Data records
++++++++

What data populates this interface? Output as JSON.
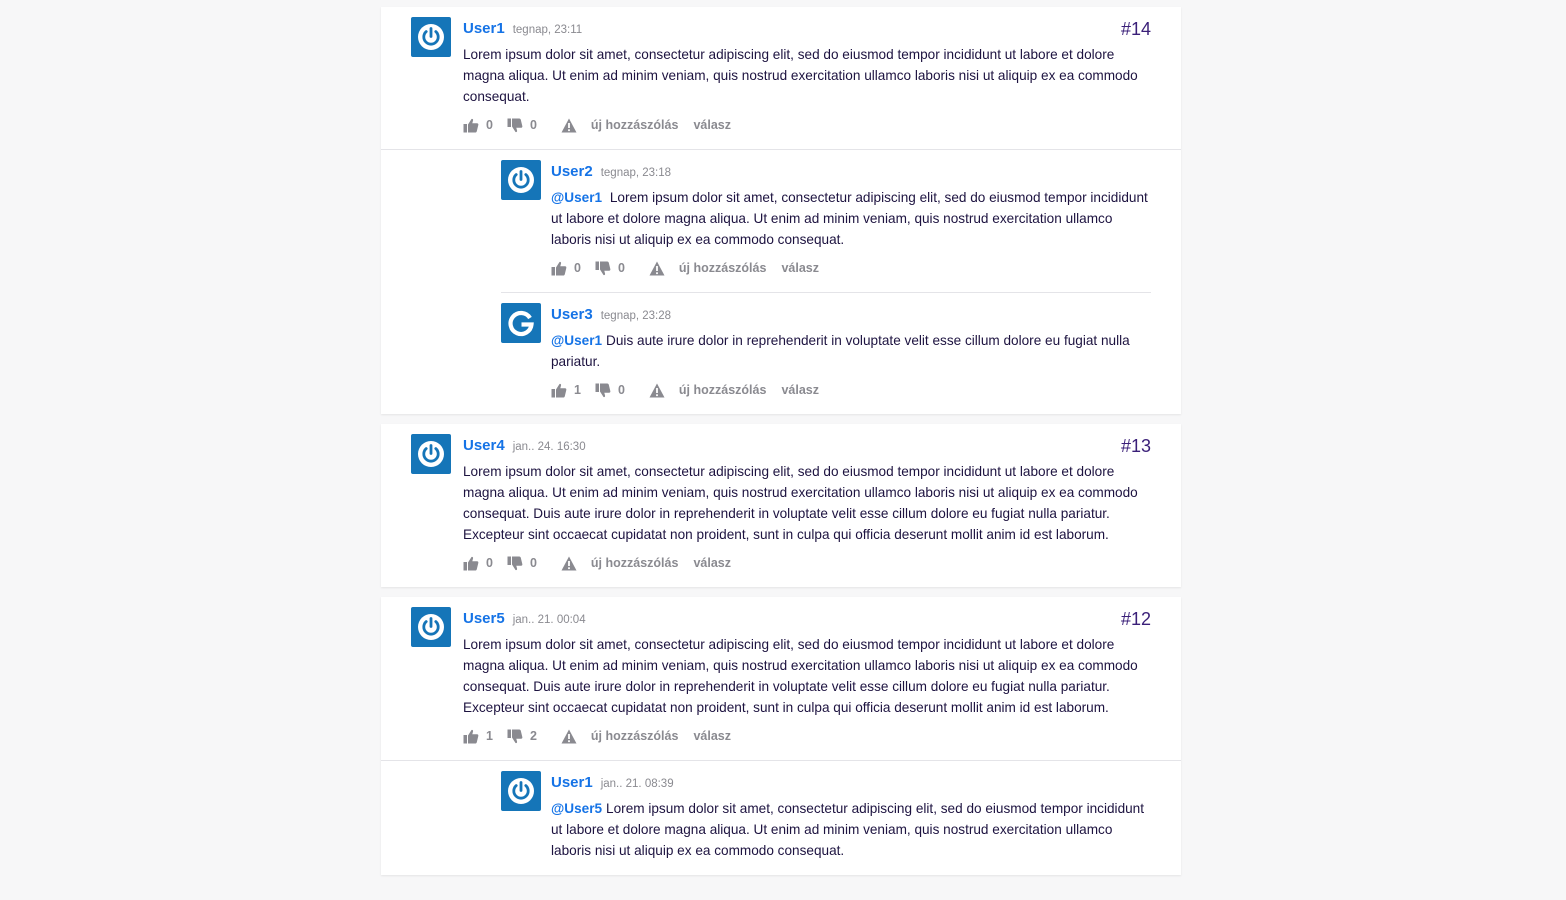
{
  "actions": {
    "new_post": "új hozzászólás",
    "reply": "válasz"
  },
  "threads": [
    {
      "number": "#14",
      "comment": {
        "user": "User1",
        "time": "tegnap, 23:11",
        "text": "Lorem ipsum dolor sit amet, consectetur adipiscing elit, sed do eiusmod tempor incididunt ut labore et dolore magna aliqua. Ut enim ad minim veniam, quis nostrud exercitation ullamco laboris nisi ut aliquip ex ea commodo consequat.",
        "likes": "0",
        "dislikes": "0",
        "avatar_icon": "power-icon"
      },
      "replies": [
        {
          "user": "User2",
          "time": "tegnap, 23:18",
          "mention": "@User1",
          "text": "Lorem ipsum dolor sit amet, consectetur adipiscing elit, sed do eiusmod tempor incididunt ut labore et dolore magna aliqua. Ut enim ad minim veniam, quis nostrud exercitation ullamco laboris nisi ut aliquip ex ea commodo consequat.",
          "likes": "0",
          "dislikes": "0",
          "avatar_icon": "power-icon"
        },
        {
          "user": "User3",
          "time": "tegnap, 23:28",
          "mention": "@User1",
          "text": "Duis aute irure dolor in reprehenderit in voluptate velit esse cillum dolore eu fugiat nulla pariatur.",
          "likes": "1",
          "dislikes": "0",
          "avatar_icon": "google-icon"
        }
      ]
    },
    {
      "number": "#13",
      "comment": {
        "user": "User4",
        "time": "jan.. 24. 16:30",
        "text": "Lorem ipsum dolor sit amet, consectetur adipiscing elit, sed do eiusmod tempor incididunt ut labore et dolore magna aliqua. Ut enim ad minim veniam, quis nostrud exercitation ullamco laboris nisi ut aliquip ex ea commodo consequat. Duis aute irure dolor in reprehenderit in voluptate velit esse cillum dolore eu fugiat nulla pariatur. Excepteur sint occaecat cupidatat non proident, sunt in culpa qui officia deserunt mollit anim id est laborum.",
        "likes": "0",
        "dislikes": "0",
        "avatar_icon": "power-icon"
      }
    },
    {
      "number": "#12",
      "comment": {
        "user": "User5",
        "time": "jan.. 21. 00:04",
        "text": "Lorem ipsum dolor sit amet, consectetur adipiscing elit, sed do eiusmod tempor incididunt ut labore et dolore magna aliqua. Ut enim ad minim veniam, quis nostrud exercitation ullamco laboris nisi ut aliquip ex ea commodo consequat. Duis aute irure dolor in reprehenderit in voluptate velit esse cillum dolore eu fugiat nulla pariatur. Excepteur sint occaecat cupidatat non proident, sunt in culpa qui officia deserunt mollit anim id est laborum.",
        "likes": "1",
        "dislikes": "2",
        "avatar_icon": "power-icon"
      },
      "replies": [
        {
          "user": "User1",
          "time": "jan.. 21. 08:39",
          "mention": "@User5",
          "text": "Lorem ipsum dolor sit amet, consectetur adipiscing elit, sed do eiusmod tempor incididunt ut labore et dolore magna aliqua. Ut enim ad minim veniam, quis nostrud exercitation ullamco laboris nisi ut aliquip ex ea commodo consequat.",
          "avatar_icon": "power-icon"
        }
      ]
    }
  ]
}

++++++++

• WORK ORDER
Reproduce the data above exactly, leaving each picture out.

• ANSWER TO THIS PROBLEM
What data populates this interface? Output as JSON.
{
  "actions": {
    "new_post": "új hozzászólás",
    "reply": "válasz"
  },
  "threads": [
    {
      "number": "#14",
      "comment": {
        "user": "User1",
        "time": "tegnap, 23:11",
        "text": "Lorem ipsum dolor sit amet, consectetur adipiscing elit, sed do eiusmod tempor incididunt ut labore et dolore magna aliqua. Ut enim ad minim veniam, quis nostrud exercitation ullamco laboris nisi ut aliquip ex ea commodo consequat.",
        "likes": "0",
        "dislikes": "0",
        "avatar_icon": "power-icon"
      },
      "replies": [
        {
          "user": "User2",
          "time": "tegnap, 23:18",
          "mention": "@User1",
          "text": "Lorem ipsum dolor sit amet, consectetur adipiscing elit, sed do eiusmod tempor incididunt ut labore et dolore magna aliqua. Ut enim ad minim veniam, quis nostrud exercitation ullamco laboris nisi ut aliquip ex ea commodo consequat.",
          "likes": "0",
          "dislikes": "0",
          "avatar_icon": "power-icon"
        },
        {
          "user": "User3",
          "time": "tegnap, 23:28",
          "mention": "@User1",
          "text": "Duis aute irure dolor in reprehenderit in voluptate velit esse cillum dolore eu fugiat nulla pariatur.",
          "likes": "1",
          "dislikes": "0",
          "avatar_icon": "google-icon"
        }
      ]
    },
    {
      "number": "#13",
      "comment": {
        "user": "User4",
        "time": "jan.. 24. 16:30",
        "text": "Lorem ipsum dolor sit amet, consectetur adipiscing elit, sed do eiusmod tempor incididunt ut labore et dolore magna aliqua. Ut enim ad minim veniam, quis nostrud exercitation ullamco laboris nisi ut aliquip ex ea commodo consequat. Duis aute irure dolor in reprehenderit in voluptate velit esse cillum dolore eu fugiat nulla pariatur. Excepteur sint occaecat cupidatat non proident, sunt in culpa qui officia deserunt mollit anim id est laborum.",
        "likes": "0",
        "dislikes": "0",
        "avatar_icon": "power-icon"
      }
    },
    {
      "number": "#12",
      "comment": {
        "user": "User5",
        "time": "jan.. 21. 00:04",
        "text": "Lorem ipsum dolor sit amet, consectetur adipiscing elit, sed do eiusmod tempor incididunt ut labore et dolore magna aliqua. Ut enim ad minim veniam, quis nostrud exercitation ullamco laboris nisi ut aliquip ex ea commodo consequat. Duis aute irure dolor in reprehenderit in voluptate velit esse cillum dolore eu fugiat nulla pariatur. Excepteur sint occaecat cupidatat non proident, sunt in culpa qui officia deserunt mollit anim id est laborum.",
        "likes": "1",
        "dislikes": "2",
        "avatar_icon": "power-icon"
      },
      "replies": [
        {
          "user": "User1",
          "time": "jan.. 21. 08:39",
          "mention": "@User5",
          "text": "Lorem ipsum dolor sit amet, consectetur adipiscing elit, sed do eiusmod tempor incididunt ut labore et dolore magna aliqua. Ut enim ad minim veniam, quis nostrud exercitation ullamco laboris nisi ut aliquip ex ea commodo consequat.",
          "avatar_icon": "power-icon"
        }
      ]
    }
  ]
}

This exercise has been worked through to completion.